4) Increase your chances of obtaining your dream home or apartment: Choosing the right realtor is critical when considering home buying, you must be comfortable with and trust them. Realtors can be hired as your agent, keeping your best interests in mind. They need to be aware of other realtors showing the properties and potential offers on the table. Choose someone that is savvy and swift. It is easy to lose a home if there are multiple offers and if you are outbid. Presently, some cities have ridiculous markets where properties move fast and buyers often overbid to ensure success.
Something that B4’s Kate brought to my attention is writing a personal letter to the seller. (Click on the article for inspiraton and ideas: The Letter That Saved $11,000. Really.) This small gesture can influence the seller’s decision when parting ways with their beloved home full of memories and history. Sharing personal facts as to why you love the home can create loyalty far stronger than a generous bid.

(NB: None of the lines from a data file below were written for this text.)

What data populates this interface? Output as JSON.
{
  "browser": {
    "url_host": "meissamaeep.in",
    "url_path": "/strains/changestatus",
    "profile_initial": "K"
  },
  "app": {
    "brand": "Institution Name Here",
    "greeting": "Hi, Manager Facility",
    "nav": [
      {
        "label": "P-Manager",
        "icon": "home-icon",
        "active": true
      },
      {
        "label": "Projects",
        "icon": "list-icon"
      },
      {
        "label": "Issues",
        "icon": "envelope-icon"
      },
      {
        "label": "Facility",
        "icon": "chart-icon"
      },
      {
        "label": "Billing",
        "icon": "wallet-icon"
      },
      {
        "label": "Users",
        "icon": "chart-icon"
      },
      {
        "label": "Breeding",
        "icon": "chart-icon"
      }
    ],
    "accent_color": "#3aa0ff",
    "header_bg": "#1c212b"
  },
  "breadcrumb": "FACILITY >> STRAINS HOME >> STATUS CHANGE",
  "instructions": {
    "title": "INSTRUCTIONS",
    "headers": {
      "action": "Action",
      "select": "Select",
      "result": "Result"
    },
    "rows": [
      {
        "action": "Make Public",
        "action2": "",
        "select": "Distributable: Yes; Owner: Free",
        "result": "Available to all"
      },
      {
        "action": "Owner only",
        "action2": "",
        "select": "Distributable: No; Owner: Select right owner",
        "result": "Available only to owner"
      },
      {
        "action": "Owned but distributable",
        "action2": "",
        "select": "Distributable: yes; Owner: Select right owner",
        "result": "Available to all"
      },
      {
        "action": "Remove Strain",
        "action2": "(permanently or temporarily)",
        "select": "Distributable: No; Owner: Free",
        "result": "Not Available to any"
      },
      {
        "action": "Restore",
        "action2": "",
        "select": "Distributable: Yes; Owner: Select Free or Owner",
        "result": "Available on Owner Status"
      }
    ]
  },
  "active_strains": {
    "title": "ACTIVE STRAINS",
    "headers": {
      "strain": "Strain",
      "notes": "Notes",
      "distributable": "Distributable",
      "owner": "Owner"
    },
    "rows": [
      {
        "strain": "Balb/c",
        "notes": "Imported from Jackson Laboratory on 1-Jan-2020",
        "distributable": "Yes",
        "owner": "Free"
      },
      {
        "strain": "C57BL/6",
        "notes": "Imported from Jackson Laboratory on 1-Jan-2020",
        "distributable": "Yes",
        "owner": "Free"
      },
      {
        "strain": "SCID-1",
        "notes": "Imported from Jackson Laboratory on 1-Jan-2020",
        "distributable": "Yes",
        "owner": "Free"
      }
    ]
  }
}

Next, have a list of top requirements for your new residence. It will save time to have a solid idea of what you want, also keeping in mind that you’re not likely to find the complete checklist. Scheduling and touring homes takes time, so doing your research online is important. Also, using Google Earth is quite handy to see what once was on the property that might no longer be there (as an example, that big pile of dirt may be explained by the Google Earth photo of a gazebo from years prior).
5) Stress Management- here are a few things that a first-time home-buyer might come across: It is possible for the home appraisal to be valued at less than your accepted offer price. If this happens, your mortgage lender will not increase your loan approval amount, it will have to come from you the buyer in cash. However, if you counter offer for the appraisal price and the seller accepts, problem solved! Next, your mortgage lender needs to be monitored closely. They’ll assume you’ve done this before and are capable of near misses with due dates if paperwork is not received on time. Just because you choose a well-known lender, that doesn’t guarantee that they’ve got it together. Lastly, closing dates can be pushed back if paperwork is not complete, so that’s important to plan for.
When weighing your options, please remember that a mortgage is a bit more responsibility than a lease. An apartment can always be sublet, a lease terminated, or a clause added for rental protection. On the other hand, a home can be resold after owning for less than two years, or even turned into a rental property. Nothing has to remain permanent, but removing oneself from a rental contract generally provides a quicker turn-around than selling. Consider your plans for the purchased property both short-term and long-term. Searching for that perfect rental or property purchase can be stressful, yet equally rewarding. Ponder on your priorities in life and what makes you happy. Do you long for a home to call your own to build your foundation or do you prefer a rented apartment with the ability to travel on a whim? As a former home owner, and Kate as a new home owner, we hope that our experiences encourage you to make the best personal decision with the smoothest results. Follow your intuition, you’ll know what to do.